J Clin Oncol 2017 Sep 17;35(26):3010-3020. Epub 2017 Jul 17.
Cameron J. Turtle, Kevin A. Hay, Laïla-Aïcha Hanafi, Shelly Heimfeld, Stanley R. Riddell, and David G. Maloney, Fred Hutchinson Cancer Research Center; Cameron J. Turtle, Sindhu Cherian, Xueyan Chen, Brent Wood, Stanley R. Riddell, and David G. Maloney, University of Washington; Daniel Li, Juno Therapeutics, Seattle, WA; and Arletta Lozanski and John C. Byrd, The Ohio State University, Columbus, OH.

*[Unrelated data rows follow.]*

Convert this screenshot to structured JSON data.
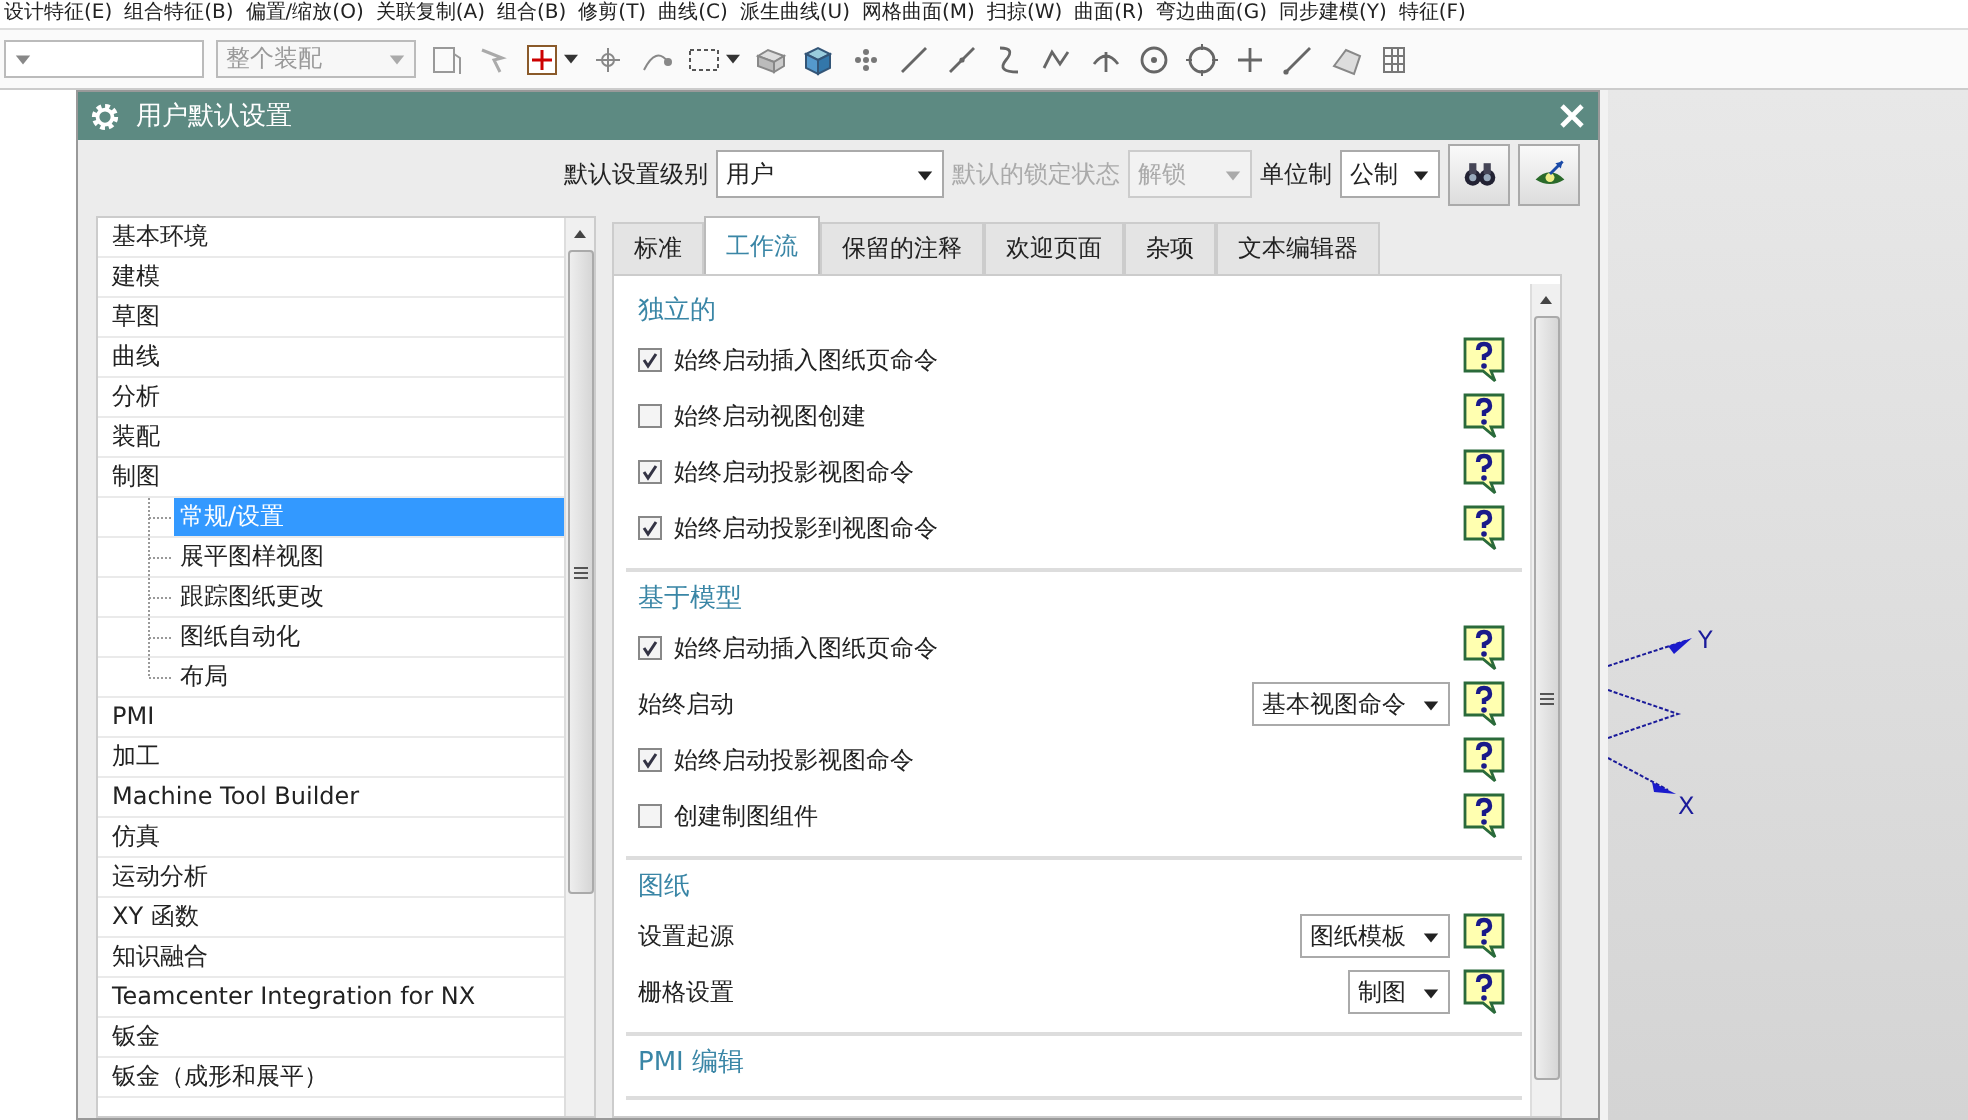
{
  "menu_bar": {
    "items": [
      "设计特征(E)",
      "组合特征(B)",
      "偏置/缩放(O)",
      "关联复制(A)",
      "组合(B)",
      "修剪(T)",
      "曲线(C)",
      "派生曲线(U)",
      "网格曲面(M)",
      "扫掠(W)",
      "曲面(R)",
      "弯边曲面(G)",
      "同步建模(Y)",
      "特征(F)"
    ]
  },
  "toolbar": {
    "assembly_combo": {
      "value": "整个装配",
      "disabled": true
    }
  },
  "dialog": {
    "title": "用户默认设置",
    "header": {
      "level_label": "默认设置级别",
      "level_value": "用户",
      "lock_label": "默认的锁定状态",
      "lock_value": "解锁",
      "lock_disabled": true,
      "unit_label": "单位制",
      "unit_value": "公制"
    },
    "tree": {
      "items": [
        {
          "label": "基本环境",
          "selected": false
        },
        {
          "label": "建模",
          "selected": false
        },
        {
          "label": "草图",
          "selected": false
        },
        {
          "label": "曲线",
          "selected": false
        },
        {
          "label": "分析",
          "selected": false
        },
        {
          "label": "装配",
          "selected": false
        },
        {
          "label": "制图",
          "selected": false,
          "children": [
            {
              "label": "常规/设置",
              "selected": true
            },
            {
              "label": "展平图样视图",
              "selected": false
            },
            {
              "label": "跟踪图纸更改",
              "selected": false
            },
            {
              "label": "图纸自动化",
              "selected": false
            },
            {
              "label": "布局",
              "selected": false
            }
          ]
        },
        {
          "label": "PMI",
          "selected": false
        },
        {
          "label": "加工",
          "selected": false
        },
        {
          "label": "Machine Tool Builder",
          "selected": false
        },
        {
          "label": "仿真",
          "selected": false
        },
        {
          "label": "运动分析",
          "selected": false
        },
        {
          "label": "XY 函数",
          "selected": false
        },
        {
          "label": "知识融合",
          "selected": false
        },
        {
          "label": "Teamcenter Integration for NX",
          "selected": false
        },
        {
          "label": "钣金",
          "selected": false
        },
        {
          "label": "钣金（成形和展平）",
          "selected": false
        }
      ]
    },
    "tabs": [
      {
        "label": "标准",
        "selected": false
      },
      {
        "label": "工作流",
        "selected": true
      },
      {
        "label": "保留的注释",
        "selected": false
      },
      {
        "label": "欢迎页面",
        "selected": false
      },
      {
        "label": "杂项",
        "selected": false
      },
      {
        "label": "文本编辑器",
        "selected": false
      }
    ],
    "sections": [
      {
        "title": "独立的",
        "rows": [
          {
            "kind": "checkbox",
            "label": "始终启动插入图纸页命令",
            "checked": true
          },
          {
            "kind": "checkbox",
            "label": "始终启动视图创建",
            "checked": false
          },
          {
            "kind": "checkbox",
            "label": "始终启动投影视图命令",
            "checked": true
          },
          {
            "kind": "checkbox",
            "label": "始终启动投影到视图命令",
            "checked": true
          }
        ]
      },
      {
        "title": "基于模型",
        "rows": [
          {
            "kind": "checkbox",
            "label": "始终启动插入图纸页命令",
            "checked": true
          },
          {
            "kind": "dropdown",
            "label": "始终启动",
            "value": "基本视图命令"
          },
          {
            "kind": "checkbox",
            "label": "始终启动投影视图命令",
            "checked": true
          },
          {
            "kind": "checkbox",
            "label": "创建制图组件",
            "checked": false
          }
        ]
      },
      {
        "title": "图纸",
        "rows": [
          {
            "kind": "dropdown",
            "label": "设置起源",
            "value": "图纸模板"
          },
          {
            "kind": "dropdown",
            "label": "栅格设置",
            "value": "制图"
          }
        ]
      },
      {
        "title": "PMI 编辑"
      }
    ]
  },
  "viewport": {
    "axis_labels": [
      "Y",
      "X"
    ]
  }
}
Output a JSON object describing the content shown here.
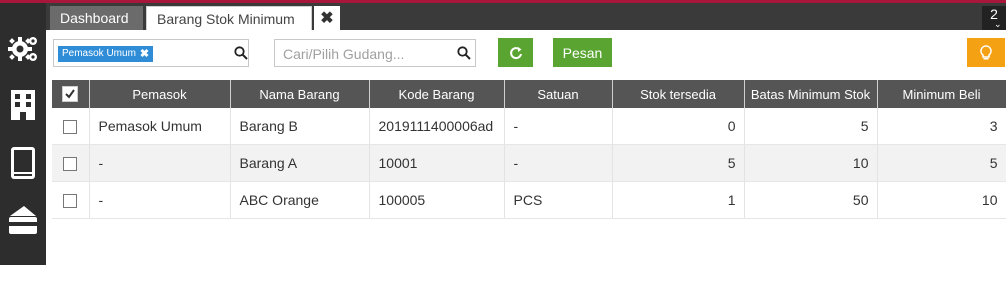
{
  "tabs": {
    "dashboard": "Dashboard",
    "active": "Barang Stok Minimum",
    "close_glyph": "✖",
    "counter": "2"
  },
  "sidebar": {
    "icons": [
      "gears-icon",
      "building-icon",
      "book-icon",
      "card-icon",
      "folder-icon"
    ]
  },
  "toolbar": {
    "filter_chip": "Pemasok Umum",
    "chip_remove": "✖",
    "warehouse_placeholder": "Cari/Pilih Gudang...",
    "pesan_label": "Pesan"
  },
  "colors": {
    "accent_green": "#5aa532",
    "chip_blue": "#2f8dd8",
    "bulb_orange": "#f4a114",
    "header_gray": "#555555",
    "sidebar_dark": "#2d2d2d",
    "top_line": "#a8163c"
  },
  "table": {
    "headers": [
      "Pemasok",
      "Nama Barang",
      "Kode Barang",
      "Satuan",
      "Stok tersedia",
      "Batas Minimum Stok",
      "Minimum Beli"
    ],
    "rows": [
      {
        "pemasok": "Pemasok Umum",
        "nama": "Barang B",
        "kode": "2019111400006ad",
        "satuan": "-",
        "stok": "0",
        "batas": "5",
        "min_beli": "3"
      },
      {
        "pemasok": "-",
        "nama": "Barang A",
        "kode": "10001",
        "satuan": "-",
        "stok": "5",
        "batas": "10",
        "min_beli": "5"
      },
      {
        "pemasok": "-",
        "nama": "ABC Orange",
        "kode": "100005",
        "satuan": "PCS",
        "stok": "1",
        "batas": "50",
        "min_beli": "10"
      }
    ]
  }
}
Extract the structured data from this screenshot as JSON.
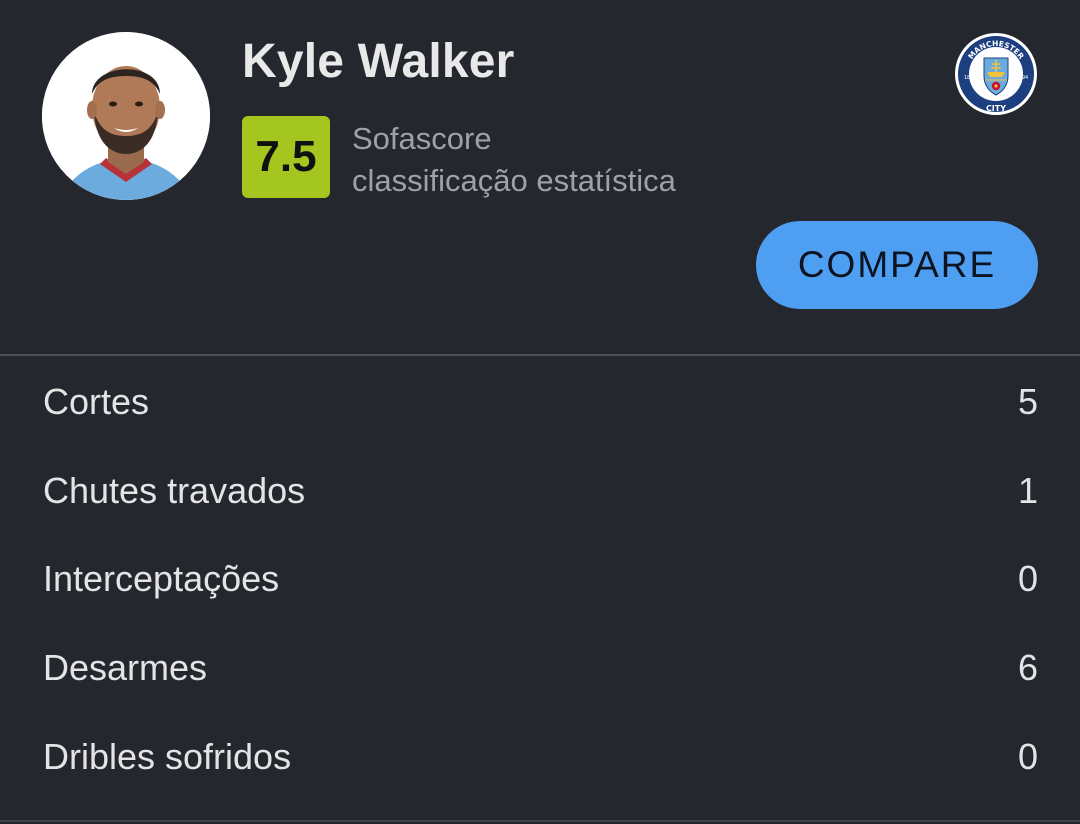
{
  "player": {
    "name": "Kyle Walker",
    "rating": "7.5",
    "rating_color": "#a4c61e",
    "rating_source_line1": "Sofascore",
    "rating_source_line2": "classificação estatística"
  },
  "club_crest": {
    "icon": "manchester-city-crest-icon",
    "text_top": "MANCHESTER",
    "text_bottom": "CITY",
    "year_left": "18",
    "year_right": "94"
  },
  "compare_button": {
    "label": "COMPARE",
    "color": "#4e9ff2"
  },
  "stats": [
    {
      "label": "Cortes",
      "value": "5"
    },
    {
      "label": "Chutes travados",
      "value": "1"
    },
    {
      "label": "Interceptações",
      "value": "0"
    },
    {
      "label": "Desarmes",
      "value": "6"
    },
    {
      "label": "Dribles sofridos",
      "value": "0"
    }
  ],
  "colors": {
    "background": "#24272d",
    "text": "#e4e4e6",
    "muted": "#9ea1a8"
  }
}
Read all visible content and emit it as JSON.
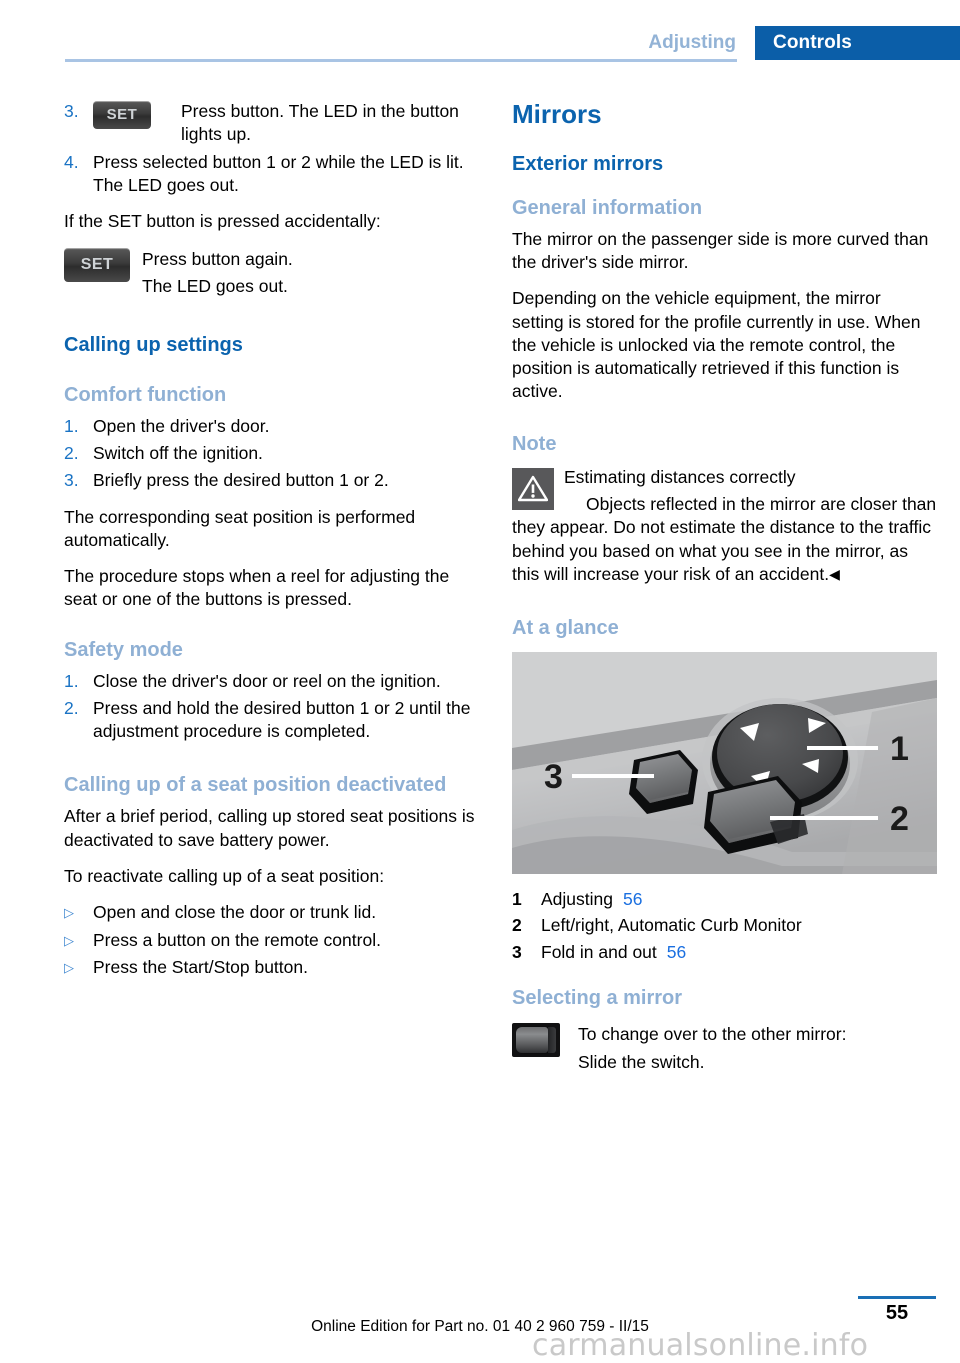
{
  "header": {
    "chapter": "Adjusting",
    "section": "Controls"
  },
  "left_column": {
    "steps_continued": [
      {
        "number": "3.",
        "button_label": "SET",
        "text": "Press button. The LED in the button lights up."
      },
      {
        "number": "4.",
        "text": "Press selected button 1 or 2 while the LED is lit. The LED goes out."
      }
    ],
    "accidental_press_intro": "If the SET button is pressed accidentally:",
    "accidental_press": {
      "button_label": "SET",
      "line1": "Press button again.",
      "line2": "The LED goes out."
    },
    "calling_up_settings": {
      "heading": "Calling up settings",
      "comfort_function": {
        "heading": "Comfort function",
        "steps": [
          {
            "number": "1.",
            "text": "Open the driver's door."
          },
          {
            "number": "2.",
            "text": "Switch off the ignition."
          },
          {
            "number": "3.",
            "text": "Briefly press the desired button 1 or 2."
          }
        ],
        "paragraphs": [
          "The corresponding seat position is performed automatically.",
          "The procedure stops when a reel for adjusting the seat or one of the buttons is pressed."
        ]
      },
      "safety_mode": {
        "heading": "Safety mode",
        "steps": [
          {
            "number": "1.",
            "text": "Close the driver's door or reel on the ignition."
          },
          {
            "number": "2.",
            "text": "Press and hold the desired button 1 or 2 until the adjustment procedure is completed."
          }
        ]
      },
      "deactivated": {
        "heading": "Calling up of a seat position deactivated",
        "paragraphs": [
          "After a brief period, calling up stored seat positions is deactivated to save battery power.",
          "To reactivate calling up of a seat position:"
        ],
        "bullets": [
          "Open and close the door or trunk lid.",
          "Press a button on the remote control.",
          "Press the Start/Stop button."
        ]
      }
    }
  },
  "right_column": {
    "title": "Mirrors",
    "exterior_mirrors": {
      "heading": "Exterior mirrors",
      "general_information": {
        "heading": "General information",
        "paragraphs": [
          "The mirror on the passenger side is more curved than the driver's side mirror.",
          "Depending on the vehicle equipment, the mirror setting is stored for the profile currently in use. When the vehicle is unlocked via the remote control, the position is automatically retrieved if this function is active."
        ]
      },
      "note": {
        "heading": "Note",
        "icon": "warning-triangle-icon",
        "title": "Estimating distances correctly",
        "body": "Objects reflected in the mirror are closer than they appear. Do not estimate the distance to the traffic behind you based on what you see in the mirror, as this will increase your risk of an accident.",
        "end_marker": "◀"
      },
      "at_a_glance": {
        "heading": "At a glance",
        "figure_labels": [
          "1",
          "2",
          "3"
        ],
        "legend": [
          {
            "number": "1",
            "text": "Adjusting",
            "page": "56"
          },
          {
            "number": "2",
            "text": "Left/right, Automatic Curb Monitor",
            "page": ""
          },
          {
            "number": "3",
            "text": "Fold in and out",
            "page": "56"
          }
        ]
      },
      "selecting_a_mirror": {
        "heading": "Selecting a mirror",
        "icon": "rocker-switch-icon",
        "line1": "To change over to the other mirror:",
        "line2": "Slide the switch."
      }
    }
  },
  "footer": {
    "edition_text": "Online Edition for Part no. 01 40 2 960 759 - II/15",
    "page_number": "55",
    "watermark": "carmanualsonline.info"
  },
  "colors": {
    "tab_blue": "#0b5ea8",
    "heading_blue": "#0b63ae",
    "subheading_blue": "#8fb0d4",
    "rule_blue": "#a9c4e4",
    "list_number_blue": "#1a73c4",
    "page_ref_blue": "#1a6fe0"
  }
}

Purpose We evaluated the safety and feasibility of anti-CD19 chimeric antigen receptor-modified T (CAR-T) cell therapy in patients with chronic lymphocytic leukemia (CLL) who had previously received ibrutinib. Methods Twenty-four patients with CLL received lymphodepleting chemotherapy and anti-CD19 CAR-T cells at one of three dose levels (2 × 10, 2 × 10, or 2 × 10 CAR-T cells/kg). Nineteen patients experienced disease progression while receiving ibrutinib, three were ibrutinib intolerant, and two did not experience progression while receiving ibrutinib. Six patients were venetoclax refractory, and 23 had a complex karyotype and/or 17p deletion. Results Four weeks after CAR-T cell infusion, the overall response rate (complete response [CR] and/or partial response [PR]) by International Workshop on Chronic Lymphocytic Leukemia (IWCLL) criteria was 71% (17 of 24). Twenty patients (83%) developed cytokine release syndrome, and eight (33%) developed neurotoxicity, which was reversible in all but one patient with a fatal outcome. Twenty of 24 patients received cyclophosphamide and fludarabine lymphodepletion and CD19 CAR-T cells at or below the maximum tolerated dose (≤ 2 × 10 CAR-T cells/kg). In 19 of these patients who were restaged, the overall response rate by IWCLL imaging criteria 4 weeks after infusion was 74% (CR, 4/19, 21%; PR, 10/19, 53%), and 15/17 patients (88%) with marrow disease before CAR-T cells had no disease by flow cytometry after CAR-T cells. Twelve of these patients underwent deep IGH sequencing, and seven (58%) had no malignant IGH sequences detected in marrow. Absence of the malignant IGH clone in marrow of patients with CLL who responded by IWCLL criteria was associated with 100% progression-free survival and overall survival (median 6.6 months follow-up) after CAR-T cell immunotherapy. The progression-free survival was similar in patients with lymph node PR or CR by IWCLL criteria. Conclusion CD19 CAR-T cells are highly effective in high-risk patients with CLL after they experience treatment failure with ibrutinib therapy.